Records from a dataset
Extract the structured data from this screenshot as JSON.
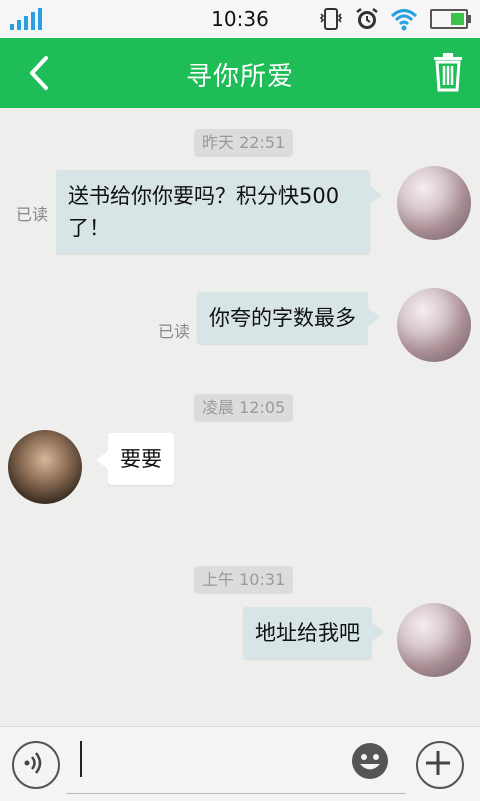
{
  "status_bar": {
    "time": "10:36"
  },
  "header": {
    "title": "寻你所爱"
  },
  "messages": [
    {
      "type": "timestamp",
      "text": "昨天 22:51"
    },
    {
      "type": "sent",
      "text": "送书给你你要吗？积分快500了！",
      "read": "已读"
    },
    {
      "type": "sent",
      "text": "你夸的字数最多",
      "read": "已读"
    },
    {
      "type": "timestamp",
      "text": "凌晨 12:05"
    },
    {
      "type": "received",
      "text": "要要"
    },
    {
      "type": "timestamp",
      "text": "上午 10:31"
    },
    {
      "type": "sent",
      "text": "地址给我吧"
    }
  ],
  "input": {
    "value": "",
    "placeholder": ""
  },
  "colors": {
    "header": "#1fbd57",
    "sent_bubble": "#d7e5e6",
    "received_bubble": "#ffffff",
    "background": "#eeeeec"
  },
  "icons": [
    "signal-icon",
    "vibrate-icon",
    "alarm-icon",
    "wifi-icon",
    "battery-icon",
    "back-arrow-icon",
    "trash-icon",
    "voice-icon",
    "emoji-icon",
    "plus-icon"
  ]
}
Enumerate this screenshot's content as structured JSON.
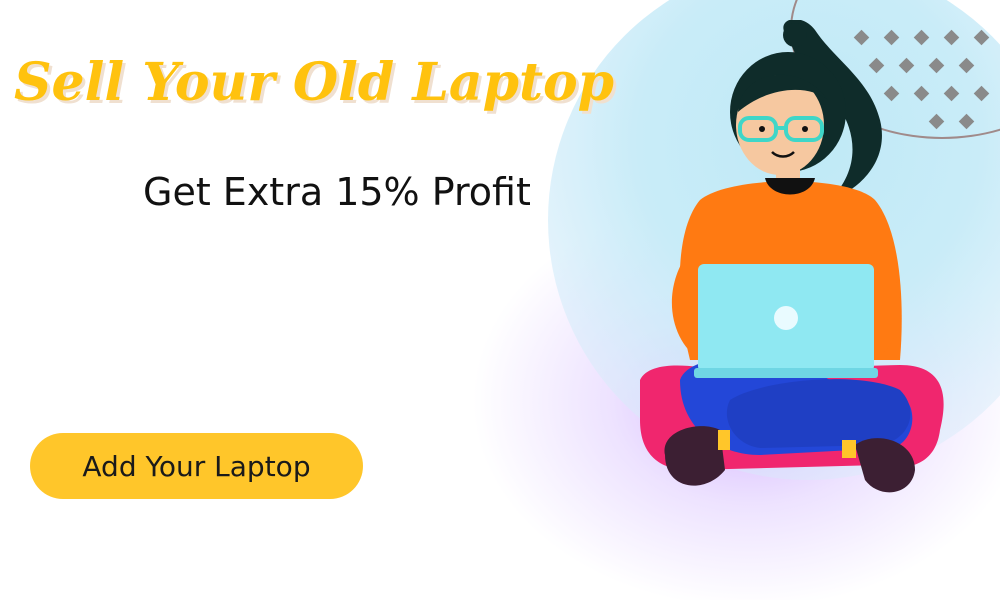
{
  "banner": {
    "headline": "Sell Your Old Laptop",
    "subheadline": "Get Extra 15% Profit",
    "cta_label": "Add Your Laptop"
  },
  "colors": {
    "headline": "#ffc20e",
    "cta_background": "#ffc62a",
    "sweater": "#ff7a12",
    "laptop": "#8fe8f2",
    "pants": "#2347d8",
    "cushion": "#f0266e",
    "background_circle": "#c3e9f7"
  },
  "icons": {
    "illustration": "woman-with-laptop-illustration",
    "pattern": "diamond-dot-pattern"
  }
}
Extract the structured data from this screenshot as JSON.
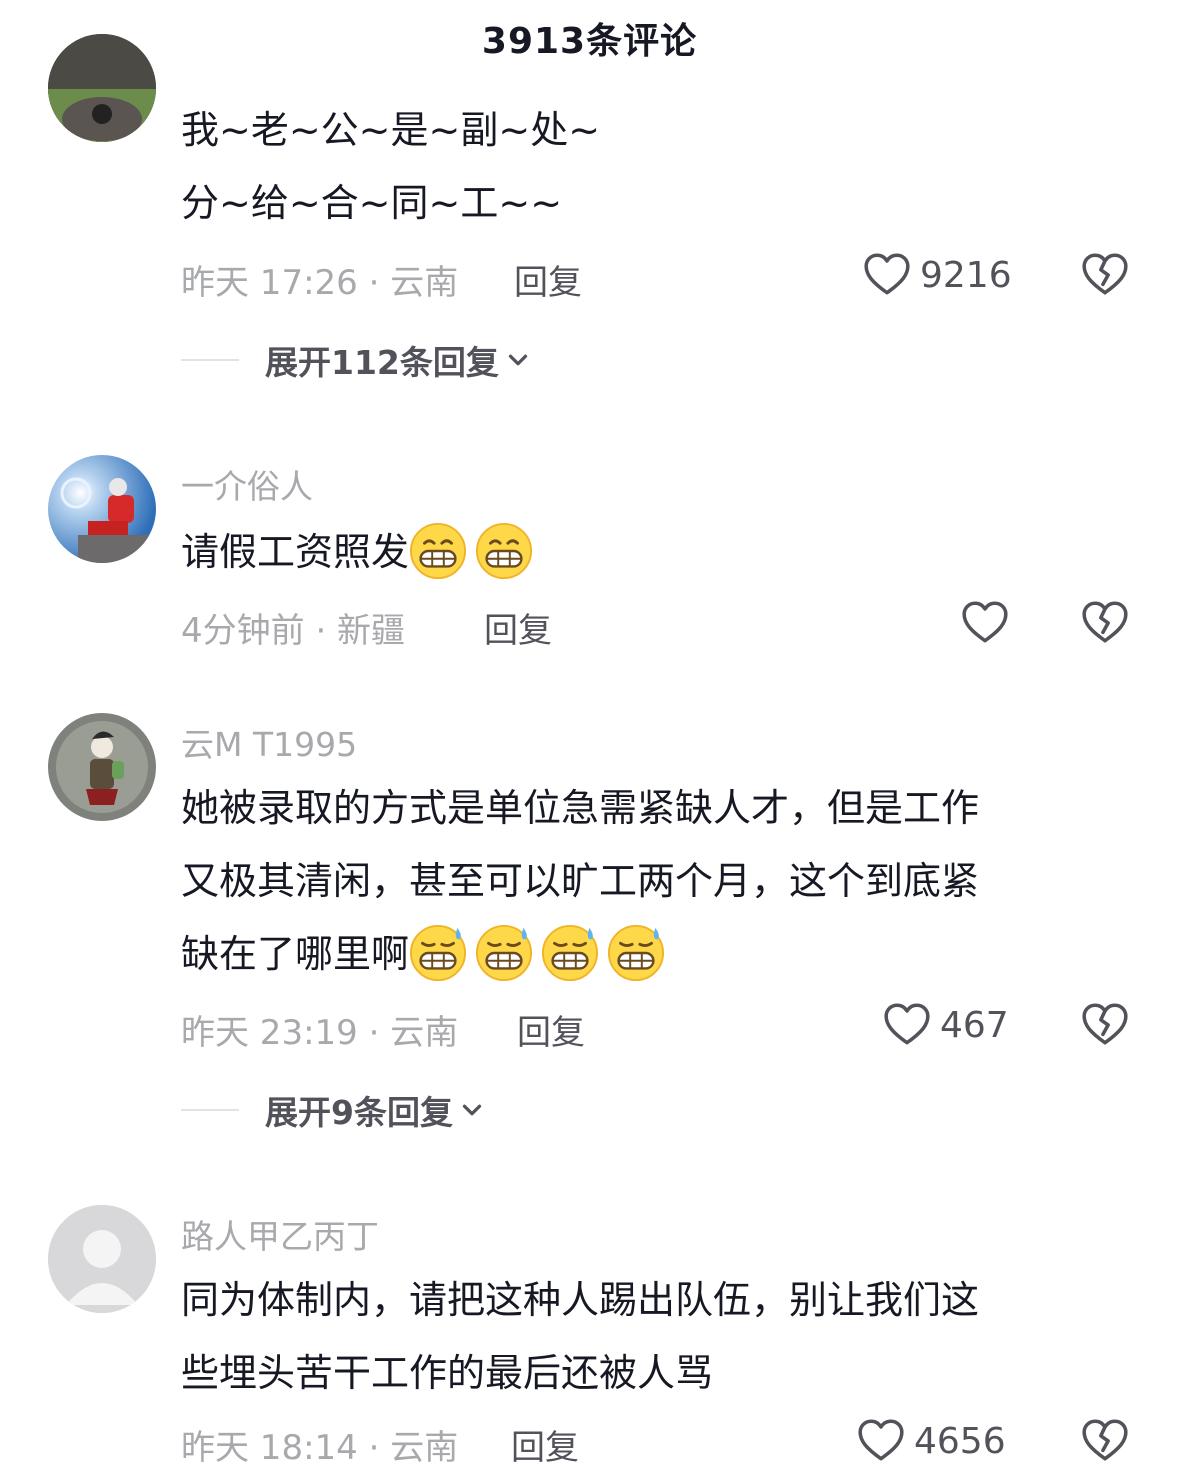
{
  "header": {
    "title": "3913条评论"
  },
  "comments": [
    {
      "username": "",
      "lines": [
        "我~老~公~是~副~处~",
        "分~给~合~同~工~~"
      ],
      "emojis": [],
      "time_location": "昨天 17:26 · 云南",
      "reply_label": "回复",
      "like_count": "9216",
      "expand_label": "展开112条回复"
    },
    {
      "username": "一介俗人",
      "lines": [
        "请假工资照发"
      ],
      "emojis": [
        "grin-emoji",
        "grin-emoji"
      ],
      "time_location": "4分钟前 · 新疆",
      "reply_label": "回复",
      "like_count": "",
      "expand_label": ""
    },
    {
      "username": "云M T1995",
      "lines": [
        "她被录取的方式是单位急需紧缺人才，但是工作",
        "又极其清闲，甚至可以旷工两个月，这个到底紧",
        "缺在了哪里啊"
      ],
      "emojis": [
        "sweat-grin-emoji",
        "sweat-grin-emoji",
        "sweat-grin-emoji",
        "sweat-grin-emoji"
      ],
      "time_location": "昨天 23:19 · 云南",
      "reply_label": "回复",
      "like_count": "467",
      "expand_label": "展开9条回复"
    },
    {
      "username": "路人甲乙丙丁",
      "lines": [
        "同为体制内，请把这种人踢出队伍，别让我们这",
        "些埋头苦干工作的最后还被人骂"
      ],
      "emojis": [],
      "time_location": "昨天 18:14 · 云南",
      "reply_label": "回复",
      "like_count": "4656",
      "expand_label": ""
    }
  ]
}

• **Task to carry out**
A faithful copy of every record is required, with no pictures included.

• **Exercise output**
Extract the structured data from this screenshot as JSON.
{
  "status_bar": {
    "time": "10:36"
  },
  "header": {
    "title": "寻你所爱"
  },
  "messages": [
    {
      "type": "timestamp",
      "text": "昨天 22:51"
    },
    {
      "type": "sent",
      "text": "送书给你你要吗？积分快500了！",
      "read": "已读"
    },
    {
      "type": "sent",
      "text": "你夸的字数最多",
      "read": "已读"
    },
    {
      "type": "timestamp",
      "text": "凌晨 12:05"
    },
    {
      "type": "received",
      "text": "要要"
    },
    {
      "type": "timestamp",
      "text": "上午 10:31"
    },
    {
      "type": "sent",
      "text": "地址给我吧"
    }
  ],
  "input": {
    "value": "",
    "placeholder": ""
  },
  "colors": {
    "header": "#1fbd57",
    "sent_bubble": "#d7e5e6",
    "received_bubble": "#ffffff",
    "background": "#eeeeec"
  },
  "icons": [
    "signal-icon",
    "vibrate-icon",
    "alarm-icon",
    "wifi-icon",
    "battery-icon",
    "back-arrow-icon",
    "trash-icon",
    "voice-icon",
    "emoji-icon",
    "plus-icon"
  ]
}
Enumerate this screenshot's content as structured JSON.
{
  "banner": {
    "headline": "Sell Your Old Laptop",
    "subheadline": "Get Extra 15% Profit",
    "cta_label": "Add Your Laptop"
  },
  "colors": {
    "headline": "#ffc20e",
    "cta_background": "#ffc62a",
    "sweater": "#ff7a12",
    "laptop": "#8fe8f2",
    "pants": "#2347d8",
    "cushion": "#f0266e",
    "background_circle": "#c3e9f7"
  },
  "icons": {
    "illustration": "woman-with-laptop-illustration",
    "pattern": "diamond-dot-pattern"
  }
}
Extract the structured data from this screenshot as JSON.
{
  "header": {
    "title": "3913条评论"
  },
  "comments": [
    {
      "username": "",
      "lines": [
        "我~老~公~是~副~处~",
        "分~给~合~同~工~~"
      ],
      "emojis": [],
      "time_location": "昨天 17:26 · 云南",
      "reply_label": "回复",
      "like_count": "9216",
      "expand_label": "展开112条回复"
    },
    {
      "username": "一介俗人",
      "lines": [
        "请假工资照发"
      ],
      "emojis": [
        "grin-emoji",
        "grin-emoji"
      ],
      "time_location": "4分钟前 · 新疆",
      "reply_label": "回复",
      "like_count": "",
      "expand_label": ""
    },
    {
      "username": "云M T1995",
      "lines": [
        "她被录取的方式是单位急需紧缺人才，但是工作",
        "又极其清闲，甚至可以旷工两个月，这个到底紧",
        "缺在了哪里啊"
      ],
      "emojis": [
        "sweat-grin-emoji",
        "sweat-grin-emoji",
        "sweat-grin-emoji",
        "sweat-grin-emoji"
      ],
      "time_location": "昨天 23:19 · 云南",
      "reply_label": "回复",
      "like_count": "467",
      "expand_label": "展开9条回复"
    },
    {
      "username": "路人甲乙丙丁",
      "lines": [
        "同为体制内，请把这种人踢出队伍，别让我们这",
        "些埋头苦干工作的最后还被人骂"
      ],
      "emojis": [],
      "time_location": "昨天 18:14 · 云南",
      "reply_label": "回复",
      "like_count": "4656",
      "expand_label": ""
    }
  ]
}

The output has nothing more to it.